By happy coincidence, Roe had keen airgunner Ian Laidler staying in the farm’s holiday cottage. Ian donated an empty cola can, from which I carved a shim to fit my scope mounts. The shim was placed in the bottom of the rear ring to lift the back of the scope and thus push the crosshairs down towards the low-hitting group. I am pleased to say that it worked a treat.

With a few clicks to spare on the elevation dial, I was able to get on with some serious testing and the results were extremely interesting. Grouping was slightly hampered by a stiff right-to-left breeze, but the lighter pellets seemed to perform best.

Thanks no doubt to the Safari’s computerised internals, muzzle velocity sat consistently between 872 and 886fps, giving a muzzle energy of a little under 77ft/lb with the Emperor Lites. Hitting power is huge by airgun standards, as demonstrated by the stray pellet that hit my metal target holder before I fitted the shim. The pellet opened up to a diameter of 18mm and the cross-section was still about 5mm deep in the centre.

Of course, power counts for nothing without precision and, even in the wind, grouping was pretty good. Groups averaged around 13mm centre to centre at 40 metres and 21mm centre to centre at 50 metres — and I’d expect them to be significantly tighter in the absence of wind drift.
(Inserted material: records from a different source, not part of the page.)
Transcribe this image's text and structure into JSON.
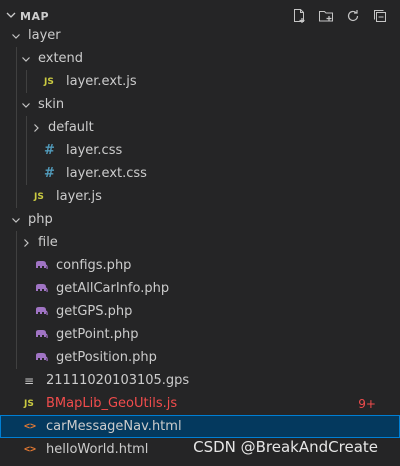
{
  "header": {
    "title": "MAP"
  },
  "toolbar": [
    {
      "name": "new-file-icon"
    },
    {
      "name": "new-folder-icon"
    },
    {
      "name": "refresh-icon"
    },
    {
      "name": "collapse-all-icon"
    }
  ],
  "tree": [
    {
      "label": "layer",
      "type": "folder",
      "depth": 1,
      "expanded": true
    },
    {
      "label": "extend",
      "type": "folder",
      "depth": 2,
      "expanded": true
    },
    {
      "label": "layer.ext.js",
      "type": "js",
      "depth": 3
    },
    {
      "label": "skin",
      "type": "folder",
      "depth": 2,
      "expanded": true
    },
    {
      "label": "default",
      "type": "folder",
      "depth": 3,
      "expanded": false
    },
    {
      "label": "layer.css",
      "type": "css",
      "depth": 3
    },
    {
      "label": "layer.ext.css",
      "type": "css",
      "depth": 3
    },
    {
      "label": "layer.js",
      "type": "js",
      "depth": 2
    },
    {
      "label": "php",
      "type": "folder",
      "depth": 1,
      "expanded": true
    },
    {
      "label": "file",
      "type": "folder",
      "depth": 2,
      "expanded": false
    },
    {
      "label": "configs.php",
      "type": "php",
      "depth": 2
    },
    {
      "label": "getAllCarInfo.php",
      "type": "php",
      "depth": 2
    },
    {
      "label": "getGPS.php",
      "type": "php",
      "depth": 2
    },
    {
      "label": "getPoint.php",
      "type": "php",
      "depth": 2
    },
    {
      "label": "getPosition.php",
      "type": "php",
      "depth": 2
    },
    {
      "label": "21111020103105.gps",
      "type": "text",
      "depth": 1
    },
    {
      "label": "BMapLib_GeoUtils.js",
      "type": "js",
      "depth": 1,
      "error": true,
      "badge": "9+"
    },
    {
      "label": "carMessageNav.html",
      "type": "html",
      "depth": 1,
      "selected": true
    },
    {
      "label": "helloWorld.html",
      "type": "html",
      "depth": 1
    }
  ],
  "watermark": "CSDN @BreakAndCreate",
  "colors": {
    "background": "#252526",
    "selected": "#04395e",
    "focus_border": "#007fd4",
    "error": "#f14c4c"
  }
}
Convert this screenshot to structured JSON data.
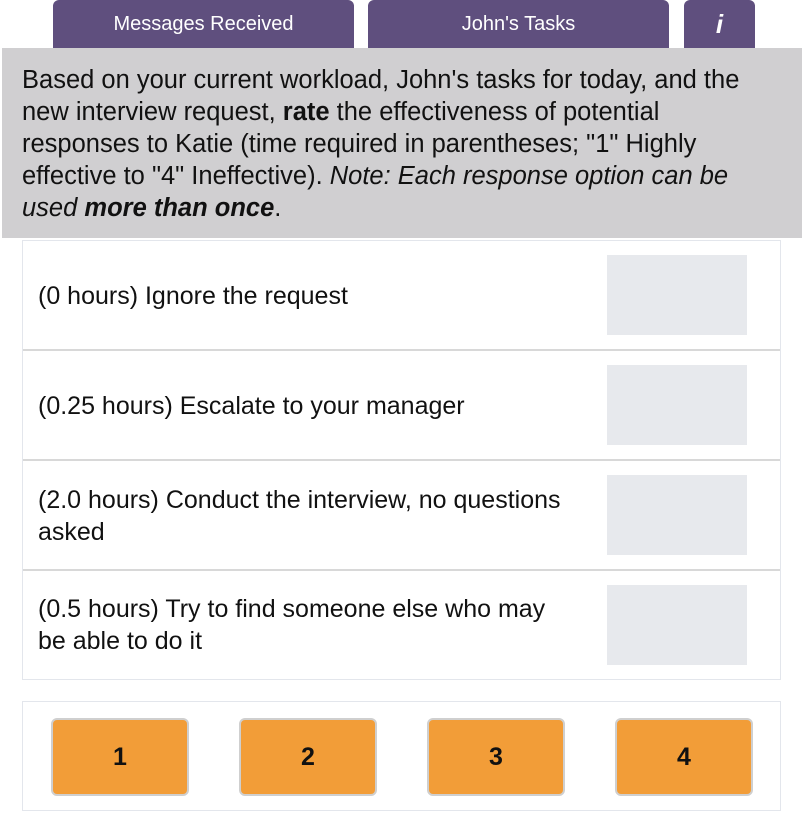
{
  "tabs": [
    {
      "label": "Messages Received"
    },
    {
      "label": "John's Tasks"
    },
    {
      "label": "i",
      "icon": "info-icon"
    }
  ],
  "instructions": {
    "part1": "Based on your current workload, John's tasks for today, and the new interview request, ",
    "bold1": "rate",
    "part2": " the effectiveness of potential responses to Katie (time required in parentheses; \"1\" Highly effective to \"4\" Ineffective). ",
    "italic1": "Note: Each response option can be used ",
    "italic_bold": "more than once",
    "end": "."
  },
  "responses": [
    {
      "text": "(0 hours) Ignore the request",
      "rating": ""
    },
    {
      "text": "(0.25 hours) Escalate to your manager",
      "rating": ""
    },
    {
      "text": "(2.0 hours) Conduct the interview, no questions asked",
      "rating": ""
    },
    {
      "text": "(0.5 hours) Try to find someone else who may be able to do it",
      "rating": ""
    }
  ],
  "rating_buttons": [
    {
      "label": "1"
    },
    {
      "label": "2"
    },
    {
      "label": "3"
    },
    {
      "label": "4"
    }
  ],
  "colors": {
    "tab": "#5f4f7e",
    "instruction_bg": "#d0cfd1",
    "drop_box": "#e7e9ed",
    "rating_button": "#f29d38"
  }
}
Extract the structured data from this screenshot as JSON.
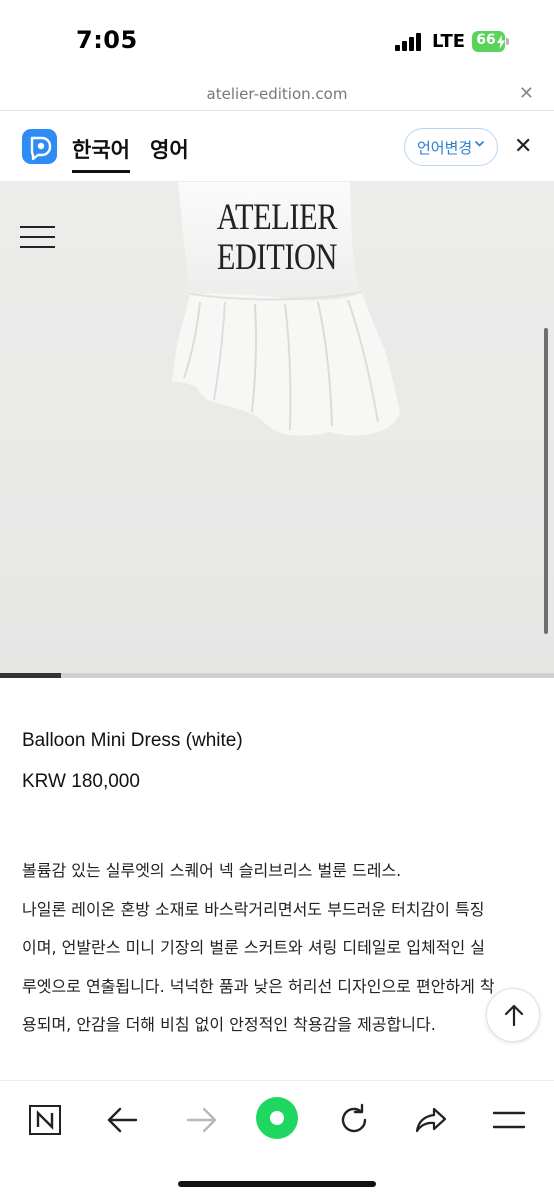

Average drop from 40 to 50 metres was around 27mm. I would have liked to have pushed the range further but the wind made it impossible to print meaningful groups at 60 metres and beyond so that will have to 
wait for another day. I was able to ascertain that average drop from 50 to 60 metres was in the vicinity of 55mm, so you really need to know your ranges in order to apply correct hold-over and hold-under when hurling such 
heavy pellets down-range.


So what did I take away from the session? The first thing is that the Safari gets through a lot of air, as it only returns about 25 consistent shots from a full fill of its 480cc carbon-fibre bottle. That is plenty of shots for most of my pest control assignments but the significant air blast means that muzzle flip is more noticeable than it is on my 30ft/lb Red Wolf.

high power air rifle

The .30 calibre Daystate Red Wolf Safari air rifle churns out significant power with impressive consistency

Responsive trigger

One big advantage of the Safari, once it 
has a silencer fitted, is that it is much quieter than my .22 rimfire running subsonic ammo, so it should be extremely useful for discreet pest control. It is also an easy gun to 
shoot, thanks to its electronic internals. Lock-time feels incredibly fast for an airgun and its electronic trigger is extremely responsive — a welcome feature as mechanical triggers can feel heavy on high-power air rifles.

I really don’t think that a mega-power .30 calibre air rifle will ever beat my 30ft/lb .22 when it comes to versatility, but I can see it proving useful when you need a real wallop without much noise. I am looking forward to a windless day on the range 
so I can really push the distance, and then some sessions on the crows and rabbits to see how it performs in a real pest control scenario.